Bible qing 1895 p1  Bible qing 1895 p2

 

Speaker: Prof. Cheung Sui Wai (Department of History)
Date: 4 October 2013 (Fri)
Time: 4:00pm
Venue: G24, Arts and Humanities Hub, Fung King Hey Building, CUHK
Language: English
Abstract: The eighteenth century was the golden age of the Qing Dynasty. The reigns of Kangxi, Yongzheng and Qianlong are known nowadays to historians as the "High Qing", for their relative prosperity. The "High Qing" also witnessed a doubling of population with a subsequent expansion of national boundaries, but the most remarkable development was the fact that trade expanded to an unprecedented extent.
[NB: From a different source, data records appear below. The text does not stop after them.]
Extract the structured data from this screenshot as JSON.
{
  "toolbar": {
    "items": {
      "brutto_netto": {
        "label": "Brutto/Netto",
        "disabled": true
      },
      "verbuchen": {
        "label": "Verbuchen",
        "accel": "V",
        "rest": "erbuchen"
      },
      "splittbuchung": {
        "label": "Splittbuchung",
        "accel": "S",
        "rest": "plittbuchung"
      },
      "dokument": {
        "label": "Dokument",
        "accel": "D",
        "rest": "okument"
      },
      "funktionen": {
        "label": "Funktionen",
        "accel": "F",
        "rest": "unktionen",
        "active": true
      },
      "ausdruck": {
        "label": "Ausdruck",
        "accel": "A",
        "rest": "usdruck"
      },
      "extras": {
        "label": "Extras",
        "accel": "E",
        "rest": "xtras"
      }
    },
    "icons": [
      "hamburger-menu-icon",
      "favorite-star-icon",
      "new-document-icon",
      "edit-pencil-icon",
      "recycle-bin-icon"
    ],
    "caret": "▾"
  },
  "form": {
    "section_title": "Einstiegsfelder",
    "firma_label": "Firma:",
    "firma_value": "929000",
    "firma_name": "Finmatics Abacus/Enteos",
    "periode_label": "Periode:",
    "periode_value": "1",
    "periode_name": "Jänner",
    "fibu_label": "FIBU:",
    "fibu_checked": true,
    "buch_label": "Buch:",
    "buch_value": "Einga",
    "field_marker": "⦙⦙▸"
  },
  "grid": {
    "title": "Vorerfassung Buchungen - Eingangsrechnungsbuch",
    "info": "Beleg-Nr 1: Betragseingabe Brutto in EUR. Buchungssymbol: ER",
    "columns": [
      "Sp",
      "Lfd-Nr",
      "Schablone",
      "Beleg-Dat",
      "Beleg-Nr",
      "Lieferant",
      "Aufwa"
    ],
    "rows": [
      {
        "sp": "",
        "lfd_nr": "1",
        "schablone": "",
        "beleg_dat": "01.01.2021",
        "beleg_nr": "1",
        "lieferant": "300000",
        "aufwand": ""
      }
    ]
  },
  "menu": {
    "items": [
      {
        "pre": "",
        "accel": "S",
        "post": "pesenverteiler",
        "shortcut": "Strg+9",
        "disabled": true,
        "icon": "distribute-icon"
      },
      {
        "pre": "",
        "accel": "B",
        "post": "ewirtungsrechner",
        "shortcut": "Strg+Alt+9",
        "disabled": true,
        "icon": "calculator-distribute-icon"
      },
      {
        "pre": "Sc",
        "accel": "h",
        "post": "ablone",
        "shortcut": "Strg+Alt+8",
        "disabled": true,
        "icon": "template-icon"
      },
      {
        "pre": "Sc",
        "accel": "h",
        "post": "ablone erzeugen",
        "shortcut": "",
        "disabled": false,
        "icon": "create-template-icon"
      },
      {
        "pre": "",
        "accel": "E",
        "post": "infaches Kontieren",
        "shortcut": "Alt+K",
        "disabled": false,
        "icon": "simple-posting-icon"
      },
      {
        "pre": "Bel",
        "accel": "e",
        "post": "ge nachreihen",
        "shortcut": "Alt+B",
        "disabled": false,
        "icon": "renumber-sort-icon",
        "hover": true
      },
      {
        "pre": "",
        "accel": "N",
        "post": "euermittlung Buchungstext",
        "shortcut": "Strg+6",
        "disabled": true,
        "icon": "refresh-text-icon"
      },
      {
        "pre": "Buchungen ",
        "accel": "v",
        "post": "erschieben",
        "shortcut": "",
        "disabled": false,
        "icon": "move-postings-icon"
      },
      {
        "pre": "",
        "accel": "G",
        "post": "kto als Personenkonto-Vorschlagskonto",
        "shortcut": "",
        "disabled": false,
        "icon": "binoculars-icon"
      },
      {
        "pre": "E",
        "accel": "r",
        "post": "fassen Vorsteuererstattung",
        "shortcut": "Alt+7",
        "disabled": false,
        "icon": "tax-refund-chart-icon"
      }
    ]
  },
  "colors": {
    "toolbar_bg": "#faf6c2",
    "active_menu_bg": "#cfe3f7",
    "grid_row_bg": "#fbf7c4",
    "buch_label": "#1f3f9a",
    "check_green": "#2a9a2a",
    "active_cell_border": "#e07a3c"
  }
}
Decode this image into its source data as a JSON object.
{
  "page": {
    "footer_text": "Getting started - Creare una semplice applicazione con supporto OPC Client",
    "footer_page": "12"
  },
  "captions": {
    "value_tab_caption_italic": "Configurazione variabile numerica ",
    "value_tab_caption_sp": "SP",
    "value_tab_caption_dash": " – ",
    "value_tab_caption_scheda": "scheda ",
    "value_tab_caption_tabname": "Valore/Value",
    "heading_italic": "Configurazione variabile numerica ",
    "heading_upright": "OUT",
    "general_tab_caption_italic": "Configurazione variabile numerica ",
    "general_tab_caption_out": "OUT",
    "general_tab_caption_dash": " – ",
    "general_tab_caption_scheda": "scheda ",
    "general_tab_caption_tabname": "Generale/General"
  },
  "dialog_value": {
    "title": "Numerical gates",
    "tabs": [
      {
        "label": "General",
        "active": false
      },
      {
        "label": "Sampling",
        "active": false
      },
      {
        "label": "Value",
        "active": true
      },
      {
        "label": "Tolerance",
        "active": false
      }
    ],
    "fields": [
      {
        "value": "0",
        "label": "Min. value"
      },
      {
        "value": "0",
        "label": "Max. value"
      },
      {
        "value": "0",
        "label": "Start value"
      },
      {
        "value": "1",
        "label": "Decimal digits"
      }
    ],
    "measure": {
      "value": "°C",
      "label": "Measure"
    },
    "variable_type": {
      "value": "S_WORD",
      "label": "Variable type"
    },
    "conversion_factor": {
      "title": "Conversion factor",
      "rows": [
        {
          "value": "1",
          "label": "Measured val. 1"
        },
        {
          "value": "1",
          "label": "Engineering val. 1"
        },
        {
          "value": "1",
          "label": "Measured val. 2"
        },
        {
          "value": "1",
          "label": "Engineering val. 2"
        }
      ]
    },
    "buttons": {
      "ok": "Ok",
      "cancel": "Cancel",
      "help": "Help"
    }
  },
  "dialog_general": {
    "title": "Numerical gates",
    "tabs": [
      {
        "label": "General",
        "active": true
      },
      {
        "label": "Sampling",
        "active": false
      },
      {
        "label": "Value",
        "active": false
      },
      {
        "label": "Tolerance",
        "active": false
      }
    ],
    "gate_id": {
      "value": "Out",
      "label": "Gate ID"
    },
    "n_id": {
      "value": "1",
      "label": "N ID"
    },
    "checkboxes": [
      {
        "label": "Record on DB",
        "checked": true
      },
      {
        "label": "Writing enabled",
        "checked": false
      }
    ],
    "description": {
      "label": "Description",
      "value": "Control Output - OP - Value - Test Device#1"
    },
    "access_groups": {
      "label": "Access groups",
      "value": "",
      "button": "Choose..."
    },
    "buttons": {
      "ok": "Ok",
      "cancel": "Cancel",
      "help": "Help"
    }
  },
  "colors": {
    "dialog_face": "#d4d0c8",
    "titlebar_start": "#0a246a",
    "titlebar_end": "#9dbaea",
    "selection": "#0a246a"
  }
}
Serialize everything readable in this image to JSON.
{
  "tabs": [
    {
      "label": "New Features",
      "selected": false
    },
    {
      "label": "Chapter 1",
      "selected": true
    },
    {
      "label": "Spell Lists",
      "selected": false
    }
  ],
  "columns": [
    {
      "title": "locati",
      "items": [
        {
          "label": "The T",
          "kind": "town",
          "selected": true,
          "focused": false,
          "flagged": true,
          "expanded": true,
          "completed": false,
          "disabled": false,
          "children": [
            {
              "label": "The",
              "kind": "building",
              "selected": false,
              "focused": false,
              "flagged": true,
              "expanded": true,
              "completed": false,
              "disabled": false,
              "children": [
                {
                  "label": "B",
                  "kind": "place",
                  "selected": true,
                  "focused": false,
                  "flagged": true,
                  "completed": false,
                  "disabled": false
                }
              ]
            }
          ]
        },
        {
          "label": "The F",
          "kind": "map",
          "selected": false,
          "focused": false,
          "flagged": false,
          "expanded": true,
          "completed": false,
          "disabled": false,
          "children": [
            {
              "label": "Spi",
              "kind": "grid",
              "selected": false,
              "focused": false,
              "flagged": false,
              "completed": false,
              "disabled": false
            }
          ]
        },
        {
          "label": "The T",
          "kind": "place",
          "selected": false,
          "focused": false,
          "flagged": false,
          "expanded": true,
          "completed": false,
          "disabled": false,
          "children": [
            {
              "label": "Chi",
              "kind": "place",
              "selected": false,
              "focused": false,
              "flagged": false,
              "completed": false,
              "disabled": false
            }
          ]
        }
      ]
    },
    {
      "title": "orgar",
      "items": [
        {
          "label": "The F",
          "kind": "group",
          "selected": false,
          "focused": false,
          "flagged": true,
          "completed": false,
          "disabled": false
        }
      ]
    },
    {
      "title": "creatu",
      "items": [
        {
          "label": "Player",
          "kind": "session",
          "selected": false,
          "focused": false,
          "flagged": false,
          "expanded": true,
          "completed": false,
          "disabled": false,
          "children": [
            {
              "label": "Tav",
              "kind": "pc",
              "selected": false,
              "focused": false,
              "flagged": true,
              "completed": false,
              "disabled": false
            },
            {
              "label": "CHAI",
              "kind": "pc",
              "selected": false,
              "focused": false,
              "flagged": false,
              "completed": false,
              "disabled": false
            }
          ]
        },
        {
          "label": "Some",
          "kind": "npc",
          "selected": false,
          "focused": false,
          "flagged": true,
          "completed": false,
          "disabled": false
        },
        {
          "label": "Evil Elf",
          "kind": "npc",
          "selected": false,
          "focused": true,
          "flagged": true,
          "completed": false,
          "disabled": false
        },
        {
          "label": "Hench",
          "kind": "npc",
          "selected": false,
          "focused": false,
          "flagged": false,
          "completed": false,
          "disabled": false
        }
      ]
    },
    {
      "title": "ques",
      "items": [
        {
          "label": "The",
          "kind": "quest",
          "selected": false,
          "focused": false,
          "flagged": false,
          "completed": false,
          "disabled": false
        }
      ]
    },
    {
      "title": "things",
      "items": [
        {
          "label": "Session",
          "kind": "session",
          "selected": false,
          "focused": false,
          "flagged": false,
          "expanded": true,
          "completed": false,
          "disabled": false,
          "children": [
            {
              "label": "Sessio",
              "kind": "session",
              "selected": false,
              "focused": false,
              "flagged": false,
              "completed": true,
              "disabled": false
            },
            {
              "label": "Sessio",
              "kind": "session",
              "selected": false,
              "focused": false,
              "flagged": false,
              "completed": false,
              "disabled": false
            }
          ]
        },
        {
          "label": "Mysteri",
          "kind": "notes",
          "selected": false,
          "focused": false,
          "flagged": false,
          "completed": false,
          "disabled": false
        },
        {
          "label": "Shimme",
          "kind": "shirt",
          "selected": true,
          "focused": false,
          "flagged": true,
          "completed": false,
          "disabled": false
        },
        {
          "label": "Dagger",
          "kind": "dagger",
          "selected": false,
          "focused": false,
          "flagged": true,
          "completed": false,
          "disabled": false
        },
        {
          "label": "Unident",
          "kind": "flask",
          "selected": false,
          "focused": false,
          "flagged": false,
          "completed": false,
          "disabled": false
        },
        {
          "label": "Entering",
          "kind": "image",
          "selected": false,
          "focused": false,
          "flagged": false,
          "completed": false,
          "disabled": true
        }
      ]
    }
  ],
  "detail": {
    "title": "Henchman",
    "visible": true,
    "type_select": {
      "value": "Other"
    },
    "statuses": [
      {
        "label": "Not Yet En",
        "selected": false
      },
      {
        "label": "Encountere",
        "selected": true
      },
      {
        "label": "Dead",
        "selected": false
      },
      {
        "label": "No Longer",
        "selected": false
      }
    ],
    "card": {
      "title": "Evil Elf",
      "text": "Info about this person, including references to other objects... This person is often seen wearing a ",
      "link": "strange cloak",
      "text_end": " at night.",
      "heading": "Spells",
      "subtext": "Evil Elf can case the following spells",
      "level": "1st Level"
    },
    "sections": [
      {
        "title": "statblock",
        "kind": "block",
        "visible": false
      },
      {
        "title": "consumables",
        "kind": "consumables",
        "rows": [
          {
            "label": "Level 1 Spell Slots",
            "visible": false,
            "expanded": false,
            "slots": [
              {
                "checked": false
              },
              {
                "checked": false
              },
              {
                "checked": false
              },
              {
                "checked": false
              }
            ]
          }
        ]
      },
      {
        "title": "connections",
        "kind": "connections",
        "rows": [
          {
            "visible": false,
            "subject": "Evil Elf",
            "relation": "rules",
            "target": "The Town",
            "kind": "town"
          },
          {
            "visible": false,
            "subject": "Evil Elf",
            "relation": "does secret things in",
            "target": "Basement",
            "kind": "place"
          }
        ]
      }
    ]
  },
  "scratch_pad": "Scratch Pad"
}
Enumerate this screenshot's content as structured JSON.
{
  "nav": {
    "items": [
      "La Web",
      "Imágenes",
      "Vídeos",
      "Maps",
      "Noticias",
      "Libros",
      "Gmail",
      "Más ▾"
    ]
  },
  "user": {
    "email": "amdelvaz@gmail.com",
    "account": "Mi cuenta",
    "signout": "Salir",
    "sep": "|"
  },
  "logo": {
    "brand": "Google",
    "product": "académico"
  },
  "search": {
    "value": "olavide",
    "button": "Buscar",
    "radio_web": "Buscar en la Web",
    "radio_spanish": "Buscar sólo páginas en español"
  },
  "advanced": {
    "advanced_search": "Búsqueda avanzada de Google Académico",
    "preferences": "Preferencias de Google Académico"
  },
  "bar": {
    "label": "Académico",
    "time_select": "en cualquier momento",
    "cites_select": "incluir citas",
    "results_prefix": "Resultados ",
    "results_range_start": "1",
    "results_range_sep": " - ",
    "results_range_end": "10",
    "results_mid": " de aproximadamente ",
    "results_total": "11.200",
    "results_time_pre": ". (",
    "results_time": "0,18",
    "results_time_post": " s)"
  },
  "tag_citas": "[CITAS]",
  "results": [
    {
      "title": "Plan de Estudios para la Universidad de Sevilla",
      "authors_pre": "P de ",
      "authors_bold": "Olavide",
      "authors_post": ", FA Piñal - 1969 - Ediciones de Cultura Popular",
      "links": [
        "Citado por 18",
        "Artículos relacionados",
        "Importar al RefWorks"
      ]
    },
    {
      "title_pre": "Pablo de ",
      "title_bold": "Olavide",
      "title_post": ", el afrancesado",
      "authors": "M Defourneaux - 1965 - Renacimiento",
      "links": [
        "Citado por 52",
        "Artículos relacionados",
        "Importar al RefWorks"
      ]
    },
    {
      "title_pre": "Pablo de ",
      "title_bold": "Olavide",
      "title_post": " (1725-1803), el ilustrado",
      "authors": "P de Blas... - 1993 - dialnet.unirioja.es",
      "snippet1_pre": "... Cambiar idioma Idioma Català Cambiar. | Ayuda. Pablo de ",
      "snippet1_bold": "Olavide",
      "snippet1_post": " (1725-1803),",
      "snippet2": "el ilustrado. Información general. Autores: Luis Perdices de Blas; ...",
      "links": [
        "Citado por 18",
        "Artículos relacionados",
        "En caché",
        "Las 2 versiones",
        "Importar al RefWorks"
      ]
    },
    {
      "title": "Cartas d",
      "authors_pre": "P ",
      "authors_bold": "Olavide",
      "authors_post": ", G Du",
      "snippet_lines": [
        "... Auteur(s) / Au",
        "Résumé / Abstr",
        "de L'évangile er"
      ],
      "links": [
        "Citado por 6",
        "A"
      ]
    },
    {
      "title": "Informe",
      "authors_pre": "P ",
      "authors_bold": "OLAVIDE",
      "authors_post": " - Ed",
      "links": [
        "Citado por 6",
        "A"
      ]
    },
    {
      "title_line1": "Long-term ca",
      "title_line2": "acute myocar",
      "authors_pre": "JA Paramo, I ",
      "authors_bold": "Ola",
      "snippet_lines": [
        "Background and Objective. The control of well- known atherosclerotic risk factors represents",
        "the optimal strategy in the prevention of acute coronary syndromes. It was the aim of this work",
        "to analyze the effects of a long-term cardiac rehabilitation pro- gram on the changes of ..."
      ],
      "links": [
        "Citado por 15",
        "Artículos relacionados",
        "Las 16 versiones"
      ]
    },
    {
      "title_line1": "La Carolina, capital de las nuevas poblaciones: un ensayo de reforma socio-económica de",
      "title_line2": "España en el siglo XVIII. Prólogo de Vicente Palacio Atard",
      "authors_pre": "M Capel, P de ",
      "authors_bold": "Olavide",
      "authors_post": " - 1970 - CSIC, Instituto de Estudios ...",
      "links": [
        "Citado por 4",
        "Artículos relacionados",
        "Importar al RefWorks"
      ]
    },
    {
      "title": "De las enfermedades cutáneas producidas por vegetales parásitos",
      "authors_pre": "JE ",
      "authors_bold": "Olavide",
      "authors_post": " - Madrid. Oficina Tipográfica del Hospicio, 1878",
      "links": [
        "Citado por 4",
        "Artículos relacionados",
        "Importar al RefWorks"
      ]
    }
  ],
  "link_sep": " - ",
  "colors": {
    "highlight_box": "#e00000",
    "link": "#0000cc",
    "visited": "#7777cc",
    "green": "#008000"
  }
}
Large regional markets emerged, dealing in grain, salt, cotton, silk and tea. Among them, rice was the most important commodity. For the last three decades, the study of the long-distance rice trade in China has been dominated by the theory of demographic growth. The theory argued that as a consequence of commercial development, the non-agricultural production increased in some southeastern coastal cities, and since the local supply of rice was insufficient to feed them, these cities had to import a consistent amount of rice from neighboring districts annually. Under this theory, figuring the annual volume of the rice trade became a matter of simple arithmetic, subtracting the estimated total amount of local rice from the estimated total amount of rice consumption. In speaker’s opinion, this theory is built on the following two fallacious presuppositions: (i) there was only a single variety of rice, and (ii) rice was subsistence crop. The talk shall investigate the reasons why the population in central and southern China "chose" rice as their staple food, and by way of this investigation, the talk shows the real nature of the emergence of the long-distance rice market in the eighteenth century.

 

rice consumption pattern in china 1  rice consumption pattern in china 2  rice consumption pattern in china 3

 

For the powerpoint presentation of the talk, please click here

 

 

For those who would like to review the video archive of the talk, please contact the Faculty Office at 3943 7107.